DLR will demonstrate this throughout the days of 12 to 14 October in the immediate vicinity of the ITS World Congress in Hamburg city centre (registration required). For the live demonstration, DLR and partners have equipped an intersection (An der Verbindungsbahn/Rentzelstraße) on the Test Track for Automated and Connected Driving (TAVF) with the technologies developed in the VITAL project. These include, among other things, a new approach to traffic-dependent traffic light control in which data from vehicle to infrastructure communication (V2X) is taken into account in the decision-making process. Innovative sensor technology also evaluates camera images to determine current traffic conditions. In this way, all road users and their directions of movement are quickly and reliably recorded.
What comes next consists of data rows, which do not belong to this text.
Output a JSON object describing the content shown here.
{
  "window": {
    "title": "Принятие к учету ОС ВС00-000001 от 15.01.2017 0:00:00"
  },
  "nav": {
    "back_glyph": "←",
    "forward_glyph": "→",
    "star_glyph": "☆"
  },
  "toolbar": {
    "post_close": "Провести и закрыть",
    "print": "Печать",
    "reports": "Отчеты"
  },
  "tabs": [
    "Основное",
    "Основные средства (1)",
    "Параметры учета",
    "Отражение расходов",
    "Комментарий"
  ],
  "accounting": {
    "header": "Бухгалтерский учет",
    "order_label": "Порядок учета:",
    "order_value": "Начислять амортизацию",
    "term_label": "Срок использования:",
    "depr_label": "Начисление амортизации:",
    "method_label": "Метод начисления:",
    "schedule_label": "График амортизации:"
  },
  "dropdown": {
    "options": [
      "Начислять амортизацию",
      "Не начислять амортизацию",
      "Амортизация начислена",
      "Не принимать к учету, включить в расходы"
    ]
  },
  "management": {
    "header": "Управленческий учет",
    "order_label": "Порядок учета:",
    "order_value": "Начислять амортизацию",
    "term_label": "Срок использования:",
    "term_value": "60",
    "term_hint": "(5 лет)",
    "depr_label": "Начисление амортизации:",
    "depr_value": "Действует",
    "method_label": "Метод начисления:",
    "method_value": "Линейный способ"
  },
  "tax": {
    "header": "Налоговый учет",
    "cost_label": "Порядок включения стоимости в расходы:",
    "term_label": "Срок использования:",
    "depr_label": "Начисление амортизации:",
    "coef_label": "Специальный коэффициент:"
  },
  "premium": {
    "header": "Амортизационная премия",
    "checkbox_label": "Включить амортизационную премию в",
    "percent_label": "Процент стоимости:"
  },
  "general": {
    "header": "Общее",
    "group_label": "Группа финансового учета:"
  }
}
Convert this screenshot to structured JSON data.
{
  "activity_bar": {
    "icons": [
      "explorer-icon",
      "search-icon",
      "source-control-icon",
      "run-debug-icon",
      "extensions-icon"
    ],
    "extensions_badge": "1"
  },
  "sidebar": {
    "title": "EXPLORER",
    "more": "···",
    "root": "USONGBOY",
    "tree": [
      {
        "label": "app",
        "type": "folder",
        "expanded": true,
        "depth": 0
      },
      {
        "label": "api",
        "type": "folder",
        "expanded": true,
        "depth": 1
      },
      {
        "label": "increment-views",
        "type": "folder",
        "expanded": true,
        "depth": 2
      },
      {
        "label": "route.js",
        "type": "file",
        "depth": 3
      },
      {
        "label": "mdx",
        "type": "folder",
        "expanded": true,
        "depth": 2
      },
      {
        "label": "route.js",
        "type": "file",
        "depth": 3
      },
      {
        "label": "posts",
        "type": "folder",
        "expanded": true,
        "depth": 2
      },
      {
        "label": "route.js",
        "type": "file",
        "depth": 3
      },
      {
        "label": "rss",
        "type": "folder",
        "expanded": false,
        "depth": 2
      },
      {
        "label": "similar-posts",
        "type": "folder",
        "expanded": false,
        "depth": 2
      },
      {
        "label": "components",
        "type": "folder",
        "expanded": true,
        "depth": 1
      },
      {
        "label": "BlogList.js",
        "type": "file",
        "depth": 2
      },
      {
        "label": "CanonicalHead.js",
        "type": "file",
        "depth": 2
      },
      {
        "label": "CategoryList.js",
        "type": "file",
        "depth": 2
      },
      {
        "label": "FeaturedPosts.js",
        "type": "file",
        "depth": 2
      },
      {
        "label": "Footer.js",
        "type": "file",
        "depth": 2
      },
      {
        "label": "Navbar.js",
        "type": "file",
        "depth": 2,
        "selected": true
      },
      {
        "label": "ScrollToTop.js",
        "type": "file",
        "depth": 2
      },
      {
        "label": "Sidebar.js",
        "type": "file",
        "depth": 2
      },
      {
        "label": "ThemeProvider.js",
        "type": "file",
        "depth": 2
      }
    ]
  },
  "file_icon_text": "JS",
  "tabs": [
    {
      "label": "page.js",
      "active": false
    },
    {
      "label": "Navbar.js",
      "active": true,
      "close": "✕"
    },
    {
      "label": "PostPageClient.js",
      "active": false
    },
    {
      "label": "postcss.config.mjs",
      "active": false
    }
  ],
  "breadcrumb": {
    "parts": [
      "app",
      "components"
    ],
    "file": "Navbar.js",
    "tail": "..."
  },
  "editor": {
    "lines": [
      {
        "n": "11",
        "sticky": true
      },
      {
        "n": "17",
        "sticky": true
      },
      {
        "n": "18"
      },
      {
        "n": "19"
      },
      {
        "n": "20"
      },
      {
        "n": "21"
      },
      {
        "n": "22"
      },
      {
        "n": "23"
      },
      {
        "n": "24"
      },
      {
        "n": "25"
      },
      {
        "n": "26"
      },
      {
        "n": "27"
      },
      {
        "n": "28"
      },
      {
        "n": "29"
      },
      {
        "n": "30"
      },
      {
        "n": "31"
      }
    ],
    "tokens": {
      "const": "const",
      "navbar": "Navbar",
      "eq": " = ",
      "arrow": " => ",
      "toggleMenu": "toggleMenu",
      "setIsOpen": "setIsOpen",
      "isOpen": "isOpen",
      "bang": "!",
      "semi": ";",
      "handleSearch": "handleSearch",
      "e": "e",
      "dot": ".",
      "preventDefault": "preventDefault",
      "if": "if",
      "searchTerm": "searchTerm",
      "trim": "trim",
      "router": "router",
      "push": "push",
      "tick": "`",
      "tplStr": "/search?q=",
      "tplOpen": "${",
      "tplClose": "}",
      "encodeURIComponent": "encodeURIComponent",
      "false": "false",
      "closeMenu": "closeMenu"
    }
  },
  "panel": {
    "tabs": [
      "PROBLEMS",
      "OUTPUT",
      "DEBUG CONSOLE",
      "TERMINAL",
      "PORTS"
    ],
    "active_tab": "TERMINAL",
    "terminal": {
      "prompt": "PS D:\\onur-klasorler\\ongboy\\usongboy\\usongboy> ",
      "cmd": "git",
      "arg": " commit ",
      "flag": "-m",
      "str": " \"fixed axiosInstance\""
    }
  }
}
This data is also transferred to the traffic light control system and is used to optimise it.
Air2X live demonstration – cooperation between helicopters, drones and networked vehicles makes rescue missions faster and safer
Communication between individual vehicles and between vehicles and infrastructure is key to the success of future automated and networked mobility systems. DLR is already going one step further by integrating the potential presence of aircraft at ground level. In the Air2X project, DLR, ADAC Luftrettung, NXP Semiconductors Germany and Consider IT have developed a concept for improving the speed and safety of helicopter rescue missions on motorways and regional roads. The project partners will demonstrate the concept to congress attendees and media representatives live at 11:00 on 13 October 2021 at the Cruise Terminal in Hamburg-Finkenwerder (registration required).
The focus will be on communication between helicopters, networked vehicles and drones. The communication technology used employs the ITS-G5 radio standard used in networked vehicles. Using a compact radio transmitter on board the helicopter, the crew first sends a signal to drones in the vicinity to clear the airspace for the rescue operation. It then informs automated and networked vehicles in the immediate vicinity of the accident of the planned landing site. The networked vehicles slow down, stop and form a barrier for all following vehicles. This creates a safe landing site for the rescue helicopter, allowing the crew to act independently of rescue forces on the ground and more quickly reach any casualties. Safety is also improved for the rescue personnel in the air and on the ground, as well as for third parties.